PROBLEM DETAILS> Below are records that should be duplicated exactly, with no image retained.

PROVIDED MATERIAL>
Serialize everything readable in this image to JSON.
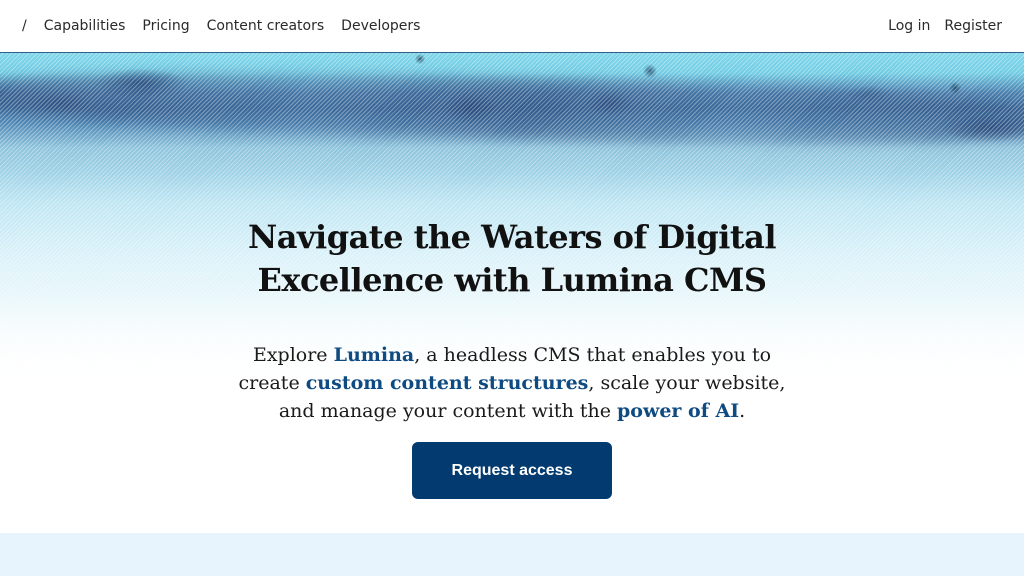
{
  "nav": {
    "home_label": "/",
    "links": [
      {
        "label": "Capabilities"
      },
      {
        "label": "Pricing"
      },
      {
        "label": "Content creators"
      },
      {
        "label": "Developers"
      }
    ],
    "auth": {
      "login_label": "Log in",
      "register_label": "Register"
    }
  },
  "hero": {
    "title_line1": "Navigate the Waters of Digital",
    "title_line2": "Excellence with Lumina CMS",
    "description": {
      "part1": "Explore ",
      "hl1": "Lumina",
      "part2": ", a headless CMS that enables you to",
      "part3": "create ",
      "hl2": "custom content structures",
      "part4": ", scale your website,",
      "part5": "and manage your content with the ",
      "hl3": "power of AI",
      "part6": "."
    },
    "cta_label": "Request access",
    "background_image": "water-ripple-image"
  },
  "colors": {
    "accent": "#033a6f",
    "highlight_text": "#0e4b82",
    "next_section_bg": "#e8f4fd"
  }
}
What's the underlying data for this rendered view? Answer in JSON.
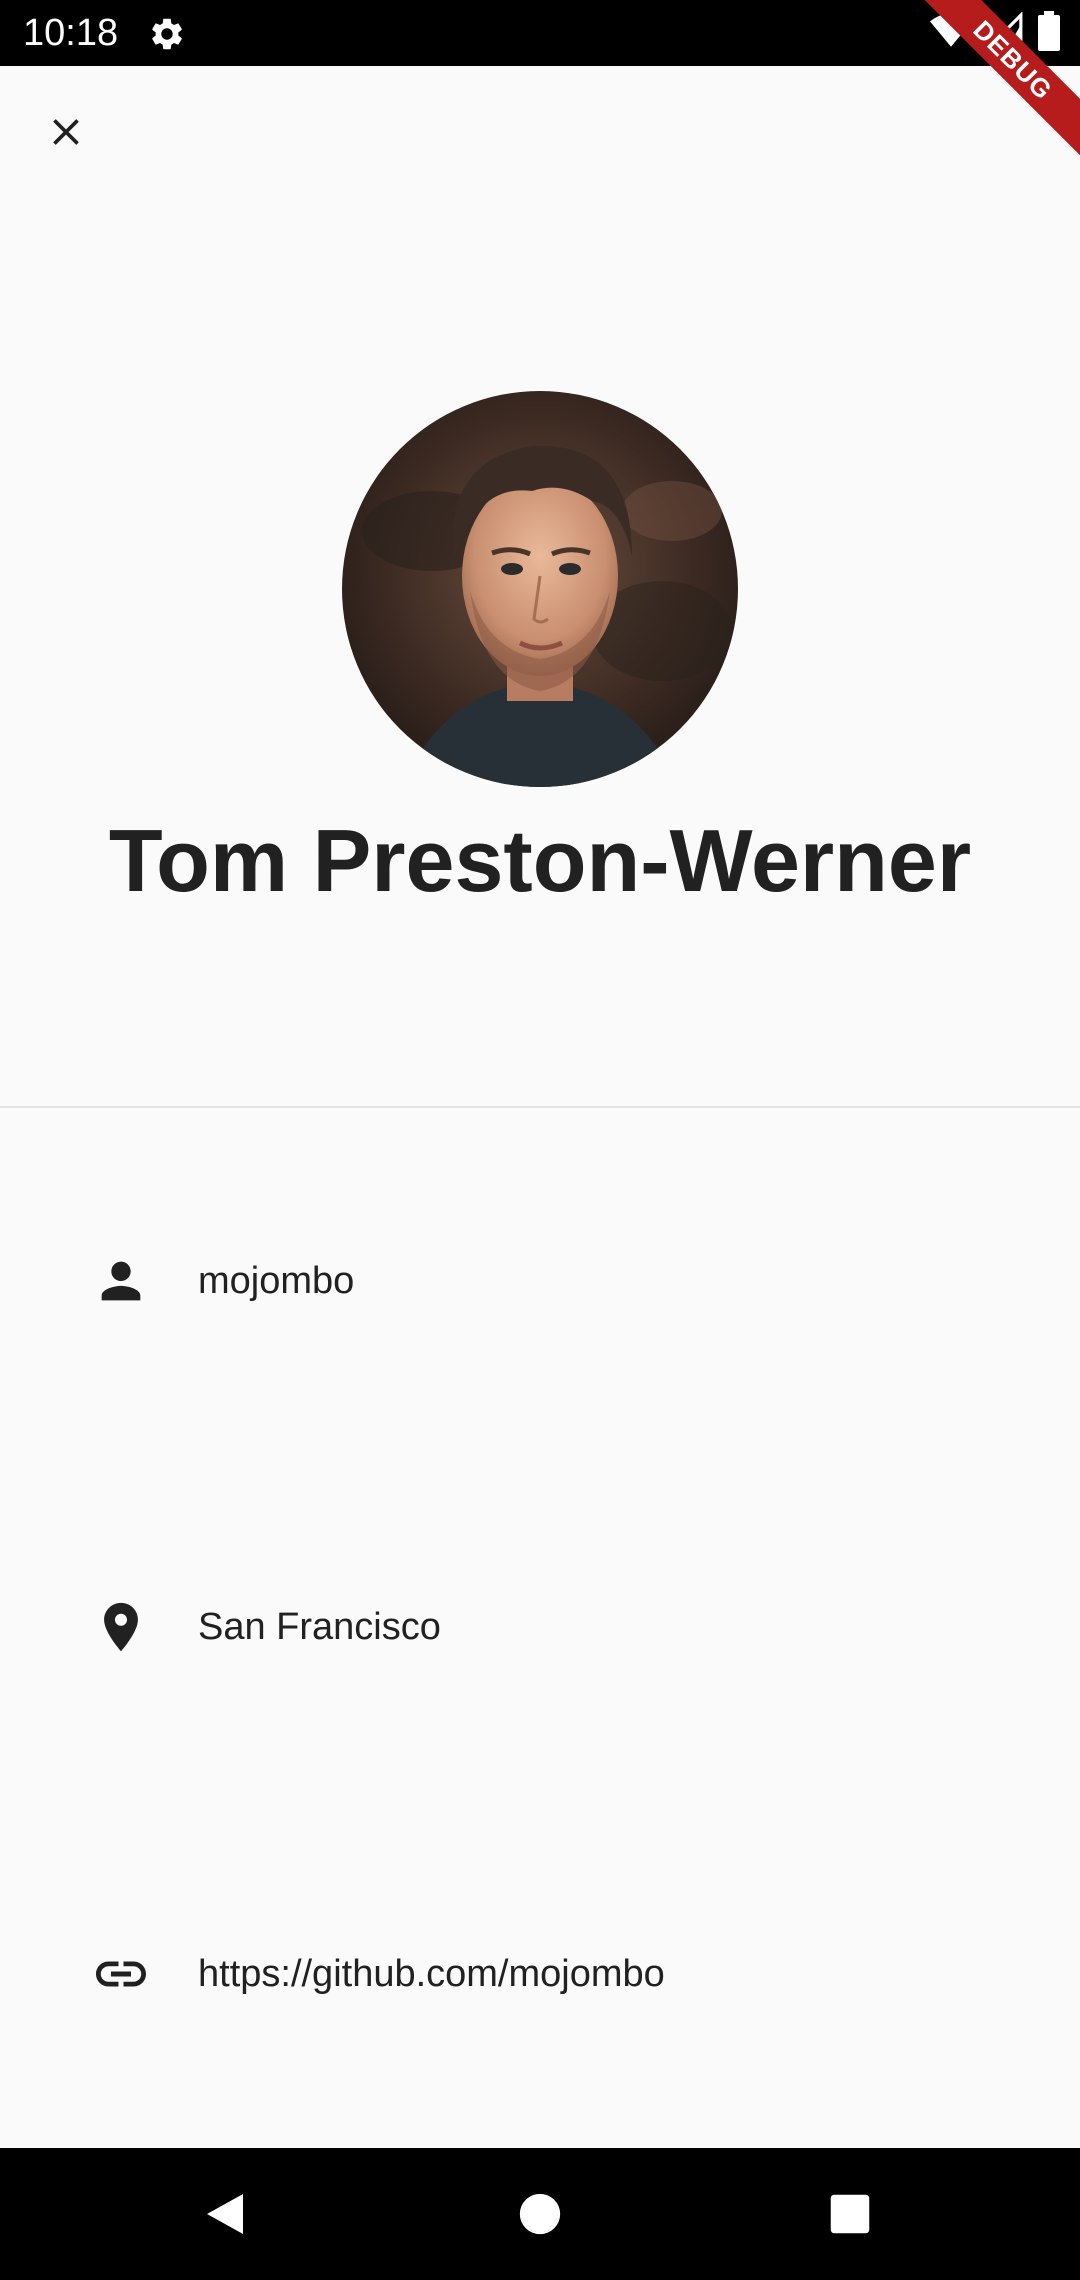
{
  "status_bar": {
    "time": "10:18",
    "icons": [
      "settings-icon",
      "wifi-icon",
      "signal-icon",
      "battery-icon"
    ]
  },
  "debug_banner": {
    "label": "DEBUG"
  },
  "header": {
    "close_icon": "close-icon"
  },
  "profile": {
    "name": "Tom Preston-Werner",
    "avatar": "profile-photo"
  },
  "details": {
    "username": "mojombo",
    "location": "San Francisco",
    "link": "https://github.com/mojombo"
  },
  "navigation": {
    "buttons": [
      "back-icon",
      "home-icon",
      "recents-icon"
    ]
  },
  "colors": {
    "background": "#fafafa",
    "text": "#212121",
    "debug_banner": "#b71c1c",
    "system_bars": "#000000"
  }
}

RESULT>
Serialize everything readable in this image to JSON.
{
  "nav": {
    "home_label": "/",
    "links": [
      {
        "label": "Capabilities"
      },
      {
        "label": "Pricing"
      },
      {
        "label": "Content creators"
      },
      {
        "label": "Developers"
      }
    ],
    "auth": {
      "login_label": "Log in",
      "register_label": "Register"
    }
  },
  "hero": {
    "title_line1": "Navigate the Waters of Digital",
    "title_line2": "Excellence with Lumina CMS",
    "description": {
      "part1": "Explore ",
      "hl1": "Lumina",
      "part2": ", a headless CMS that enables you to",
      "part3": "create ",
      "hl2": "custom content structures",
      "part4": ", scale your website,",
      "part5": "and manage your content with the ",
      "hl3": "power of AI",
      "part6": "."
    },
    "cta_label": "Request access",
    "background_image": "water-ripple-image"
  },
  "colors": {
    "accent": "#033a6f",
    "highlight_text": "#0e4b82",
    "next_section_bg": "#e8f4fd"
  }
}
What's the underlying data for this rendered view? Answer in JSON.
{
  "status_bar": {
    "time": "10:18",
    "icons": [
      "settings-icon",
      "wifi-icon",
      "signal-icon",
      "battery-icon"
    ]
  },
  "debug_banner": {
    "label": "DEBUG"
  },
  "header": {
    "close_icon": "close-icon"
  },
  "profile": {
    "name": "Tom Preston-Werner",
    "avatar": "profile-photo"
  },
  "details": {
    "username": "mojombo",
    "location": "San Francisco",
    "link": "https://github.com/mojombo"
  },
  "navigation": {
    "buttons": [
      "back-icon",
      "home-icon",
      "recents-icon"
    ]
  },
  "colors": {
    "background": "#fafafa",
    "text": "#212121",
    "debug_banner": "#b71c1c",
    "system_bars": "#000000"
  }
}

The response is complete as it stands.